In the room was Elvira, fiery aristocrat, whore from Seville, descended in line from Soledad Vargos, who in ’30 didn’t wish to marry with a Rothschild, because he wasn’t her equal in blood. In the room were the Floridas, whom people think are butchers, but who in reality are millennial priests who still sacrifice bulls to Geryon, and in the corner was that formidable breeder of bulls, Don Pablo Murube, with the look of a Cretan mask. Pastora Pavon finished her song in silence. Only, a little man, one of those dancing midgets who leap up suddenly from behind brandy bottles, sarcastically, in a very soft voice, said: ‘Viva, Paris!’ as if to say: ‘Here ability is not important, nor technique, nor skill. What matters here is something other.’
Then La Niña de Los Peines got up like a madwoman, trembling like a medieval mourner, and drank, in one gulp, a huge glass of fiery spirits, and began to sing with a scorched throat, without voice, breath, colour, but…with [/i]duende[/i]. She managed to tear down the scaffolding of the song, but allow through a furious, burning duende
, friend to those winds heavy with sand, that make listeners tear at their clothes with the same rhythm as the Negroes of the Antilles in their rite, huddled before the statue of Santa Bárbara.
La Niña de Los Peines had to tear apart her voice, because she knew experts were listening, who demanded not form but the marrow of form, pure music with a body lean enough to float on air. She had to rob herself of skill and safety: that is to say, banish her Muse, and be helpless, so her duende might come, and deign to struggle with her at close quarters. And how she sang! Her voice no longer at play, her voice a jet of blood, worthy of her pain and her sincerity, opened like a ten-fingered hand as in the feet, nailed there but storm-filled, of a Christ by Juan de Juni.
There is something of that, I think, in the best of roots reggae—e.g., the Live at the Rainbow performance of “No Woman, No Cry”. (Though I also agree with you about “Redemption Song”.) Although you can no doubt discern my predilection for lyricism, roots reggae also has the whole Rasta philosophy behind it, and the repetitive “riddims” you mention can draw the listener into a state of Irie
, where some of the more message-lyrics can perhaps penetrate the subconscious (which can be the purpose of repetition in lots of contemplative music as well).
I cannot really just listen
to good reggae anyway—I have to dance or drum along, I have to move

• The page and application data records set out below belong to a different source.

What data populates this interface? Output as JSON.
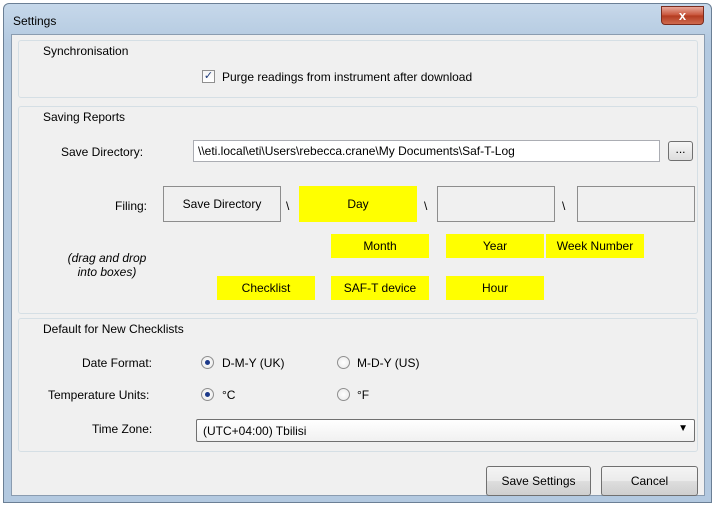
{
  "window": {
    "title": "Settings",
    "close_glyph": "x"
  },
  "synchronisation": {
    "title": "Synchronisation",
    "purge_checked": true,
    "purge_label": "Purge readings from instrument after download"
  },
  "saving_reports": {
    "title": "Saving Reports",
    "save_directory_label": "Save Directory:",
    "save_directory_value": "\\\\eti.local\\eti\\Users\\rebecca.crane\\My Documents\\Saf-T-Log",
    "browse_label": "...",
    "filing_label": "Filing:",
    "filing_boxes": [
      "Save Directory",
      "Day",
      "",
      ""
    ],
    "separator": "\\",
    "hint": "(drag and drop into boxes)",
    "chips": [
      "Month",
      "Year",
      "Week Number",
      "Checklist",
      "SAF-T device",
      "Hour"
    ]
  },
  "defaults": {
    "title": "Default for New Checklists",
    "date_format_label": "Date Format:",
    "date_options": [
      "D-M-Y (UK)",
      "M-D-Y (US)"
    ],
    "date_selected": "D-M-Y (UK)",
    "temperature_label": "Temperature Units:",
    "temperature_options": [
      "°C",
      "°F"
    ],
    "temperature_selected": "°C",
    "time_zone_label": "Time Zone:",
    "time_zone_value": "(UTC+04:00) Tbilisi"
  },
  "footer": {
    "save_label": "Save Settings",
    "cancel_label": "Cancel"
  },
  "icons": {
    "checkbox_checked": "check-icon",
    "dropdown": "chevron-down-icon"
  }
}
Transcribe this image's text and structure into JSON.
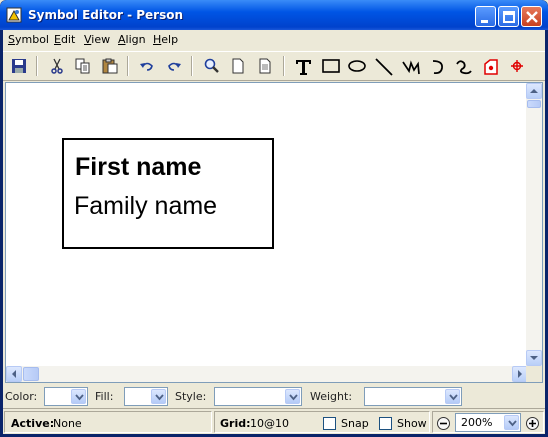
{
  "window": {
    "title": "Symbol Editor - Person"
  },
  "menubar": {
    "items": [
      {
        "label": "Symbol",
        "mnemonic": "S",
        "rest": "ymbol"
      },
      {
        "label": "Edit",
        "mnemonic": "E",
        "rest": "dit"
      },
      {
        "label": "View",
        "mnemonic": "V",
        "rest": "iew"
      },
      {
        "label": "Align",
        "mnemonic": "A",
        "rest": "lign"
      },
      {
        "label": "Help",
        "mnemonic": "H",
        "rest": "elp"
      }
    ]
  },
  "toolbar": {
    "icons": [
      "save-icon",
      "cut-icon",
      "copy-icon",
      "paste-icon",
      "undo-icon",
      "redo-icon",
      "zoom-icon",
      "page-icon",
      "page-properties-icon",
      "text-tool-icon",
      "rectangle-tool-icon",
      "ellipse-tool-icon",
      "line-tool-icon",
      "polyline-tool-icon",
      "arc-tool-icon",
      "curve-tool-icon",
      "port-tool-icon",
      "crosshair-tool-icon"
    ]
  },
  "canvas": {
    "symbol": {
      "first_line": "First name",
      "second_line": "Family name"
    }
  },
  "properties": {
    "color_label": "Color:",
    "fill_label": "Fill:",
    "style_label": "Style:",
    "weight_label": "Weight:",
    "color_value": "",
    "fill_value": "",
    "style_value": "",
    "weight_value": ""
  },
  "status": {
    "active_label": "Active:",
    "active_value": "None",
    "grid_label": "Grid:",
    "grid_value": "10@10",
    "snap_label": "Snap",
    "show_label": "Show",
    "zoom_value": "200%"
  },
  "colors": {
    "titlebar": "#0055E5",
    "client": "#ECE9D8",
    "red_tool": "#E00000"
  }
}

It is perhaps apparent that I have no schooling in music at all. Nevertheless, if I were condemned to listen to just one
piece of music for the rest of my life, it might be Beethoven's Ninth...